Inflation takes a breather

After January’s higher-than-expected numbers, February’s inflation report turns milder

James OngTime to read: 2 min

The US Department of Labor reported March 13 that the overall consumer price index (CPI) and core CPI, which excludes the volatile food and energy sectors, each rose 0.2% in February, in line with market expectations and Invesco Fixed Income’s forecasts. The February CPI release contrasts with January’s CPI numbers, which were higher than expected and provoked a spike in the volatility of risky assets. The February CPI data support our past predictions that inflation would slow, and we believe they represent a trend of continued low inflation in 2018.


The inflation behind inflation

Unexpected trends in housing costs are contributing to recent inflation surprises

James OngTime to read: 3 min

February began with a sell-off in equity, fixed income and other markets, putting an abrupt end to a long period of low volatility. In our view, the catalyst was the January wage growth report, which surprised to the upside and led to worries of accelerating inflation. The January Consumer Price Index (CPI) also posted above-consensus readings and exceeded Invesco Fixed Income estimates. While the reaction was contained and most markets have since recovered significantly, we continue to watch inflation because it is a primary factor affecting US Federal Reserve (Fed) policy decisions and market conditions. Our analysis suggests that trends in housing costs are contributing to the recent inflation surprises.

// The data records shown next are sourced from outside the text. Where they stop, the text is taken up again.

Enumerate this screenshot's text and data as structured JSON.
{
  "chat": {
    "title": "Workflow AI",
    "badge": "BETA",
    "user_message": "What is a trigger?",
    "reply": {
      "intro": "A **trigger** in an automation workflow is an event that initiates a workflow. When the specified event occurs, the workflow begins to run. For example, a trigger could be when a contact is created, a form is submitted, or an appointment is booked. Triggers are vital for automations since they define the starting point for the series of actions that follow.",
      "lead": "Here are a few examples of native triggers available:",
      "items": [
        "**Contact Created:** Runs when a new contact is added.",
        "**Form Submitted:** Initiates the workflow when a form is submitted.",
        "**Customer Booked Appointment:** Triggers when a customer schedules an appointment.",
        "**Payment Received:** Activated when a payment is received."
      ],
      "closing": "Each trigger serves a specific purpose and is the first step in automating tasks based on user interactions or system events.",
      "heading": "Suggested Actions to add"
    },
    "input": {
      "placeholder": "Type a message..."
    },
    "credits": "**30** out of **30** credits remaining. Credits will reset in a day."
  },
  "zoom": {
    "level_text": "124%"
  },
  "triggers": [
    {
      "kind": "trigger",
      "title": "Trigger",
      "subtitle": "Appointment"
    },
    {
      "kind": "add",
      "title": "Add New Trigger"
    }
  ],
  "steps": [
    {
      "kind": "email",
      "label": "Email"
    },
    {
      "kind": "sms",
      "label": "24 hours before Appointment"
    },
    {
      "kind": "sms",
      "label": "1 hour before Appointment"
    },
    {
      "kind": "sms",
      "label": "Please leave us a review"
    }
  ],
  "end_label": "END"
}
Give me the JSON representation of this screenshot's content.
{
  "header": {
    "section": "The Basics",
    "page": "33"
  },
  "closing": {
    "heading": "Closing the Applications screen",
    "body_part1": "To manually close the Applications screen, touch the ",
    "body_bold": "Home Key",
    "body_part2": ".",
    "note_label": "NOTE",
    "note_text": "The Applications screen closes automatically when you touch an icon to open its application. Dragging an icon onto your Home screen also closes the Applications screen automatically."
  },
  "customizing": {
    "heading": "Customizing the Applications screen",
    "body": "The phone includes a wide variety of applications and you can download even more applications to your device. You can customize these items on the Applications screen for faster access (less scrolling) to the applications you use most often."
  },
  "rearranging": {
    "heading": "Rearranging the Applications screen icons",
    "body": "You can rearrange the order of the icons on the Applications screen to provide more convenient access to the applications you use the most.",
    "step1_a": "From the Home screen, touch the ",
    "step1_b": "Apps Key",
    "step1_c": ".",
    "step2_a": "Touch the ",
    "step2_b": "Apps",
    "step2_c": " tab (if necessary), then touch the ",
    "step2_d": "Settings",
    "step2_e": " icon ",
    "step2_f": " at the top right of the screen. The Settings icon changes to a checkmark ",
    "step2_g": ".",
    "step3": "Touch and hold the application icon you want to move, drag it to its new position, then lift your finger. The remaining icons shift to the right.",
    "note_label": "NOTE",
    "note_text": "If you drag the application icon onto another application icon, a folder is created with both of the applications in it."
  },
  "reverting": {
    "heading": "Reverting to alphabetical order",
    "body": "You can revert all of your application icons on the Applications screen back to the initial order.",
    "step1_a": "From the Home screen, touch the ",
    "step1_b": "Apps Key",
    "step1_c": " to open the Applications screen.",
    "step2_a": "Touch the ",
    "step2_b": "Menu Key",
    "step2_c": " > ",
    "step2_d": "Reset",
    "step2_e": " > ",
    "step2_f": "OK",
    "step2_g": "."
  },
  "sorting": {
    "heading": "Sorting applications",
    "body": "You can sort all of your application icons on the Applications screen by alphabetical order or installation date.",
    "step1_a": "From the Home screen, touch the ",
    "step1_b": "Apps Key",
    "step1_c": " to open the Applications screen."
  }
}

Housing inflation is in our sights

We at Invesco Fixed Income maintain our base case view that inflation will


Markets face another inflation surprise

January inflation comes in higher than expected. What will it mean for markets and the Fed?

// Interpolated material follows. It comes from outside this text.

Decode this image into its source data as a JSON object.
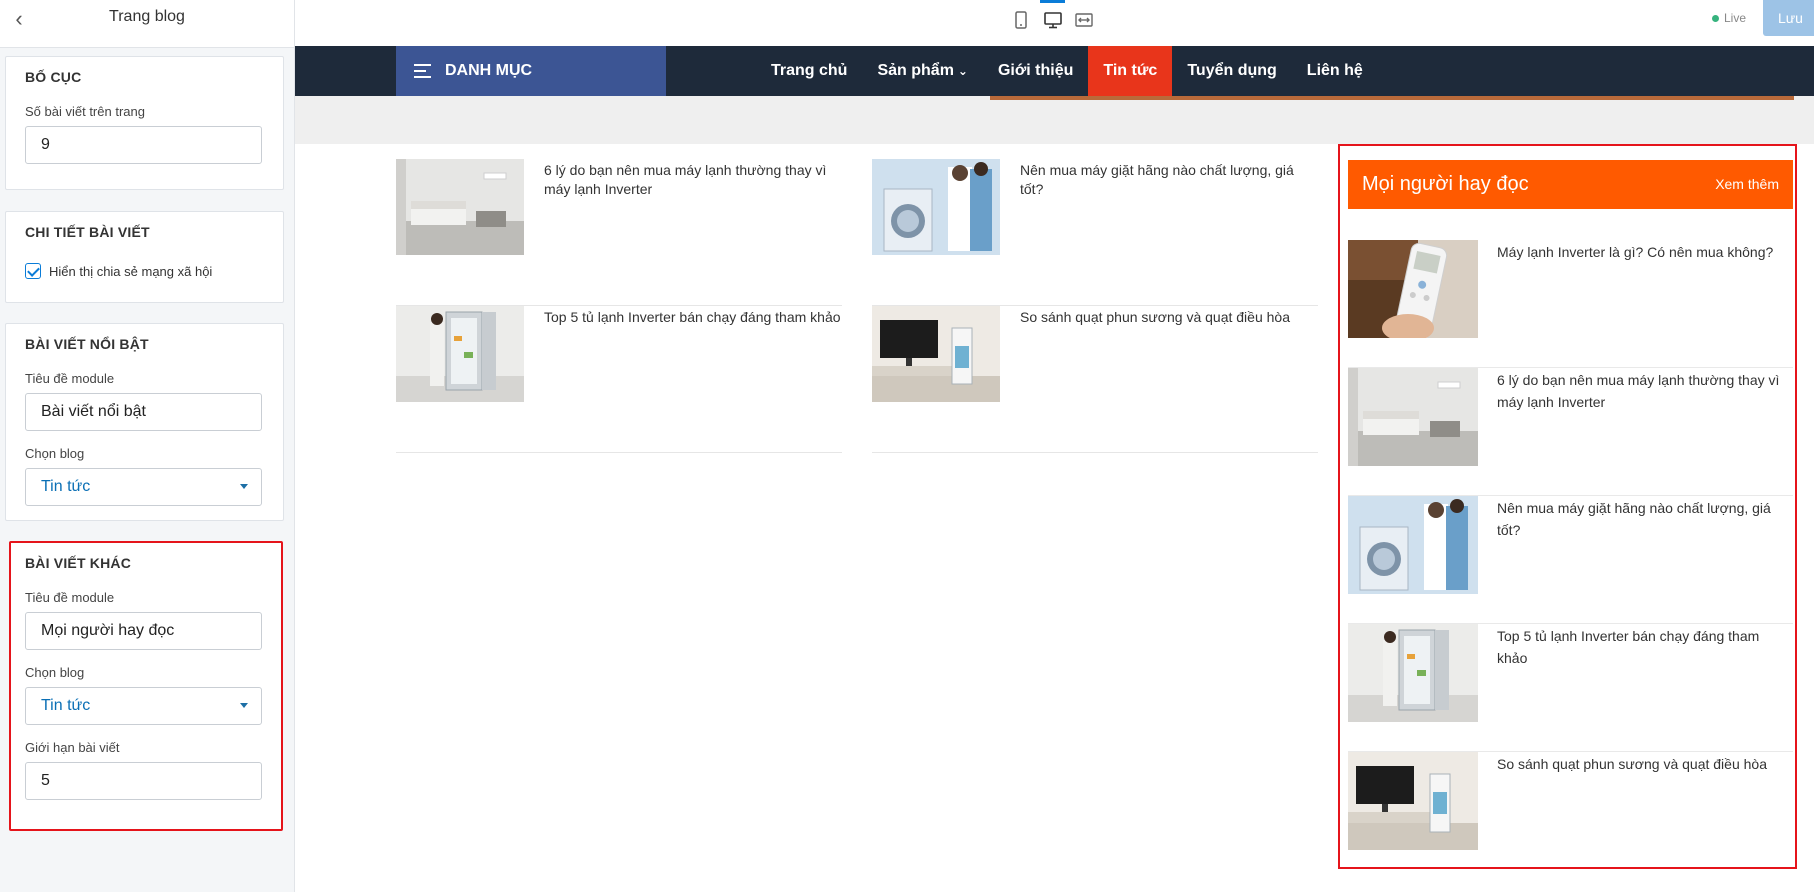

James OngTime to read: 2 min

The Feb. 14 inflation report showed that prices rose more than expected in January, which could raise market concerns over future Federal Reserve (Fed) policy and lead to continued market volatility. The consumer price index (CPI) rose 2.1% year-over-year, compared to consensus expectations of 1.9%, while core CPI rose 1.8%, compared to consensus expectations of 1.7%.1

The market’s focus is on core CPI, shown below, since it is the closest data point to the core personal consumption expenditures index (PCE), which is the Fed’s preferred measure of inflation.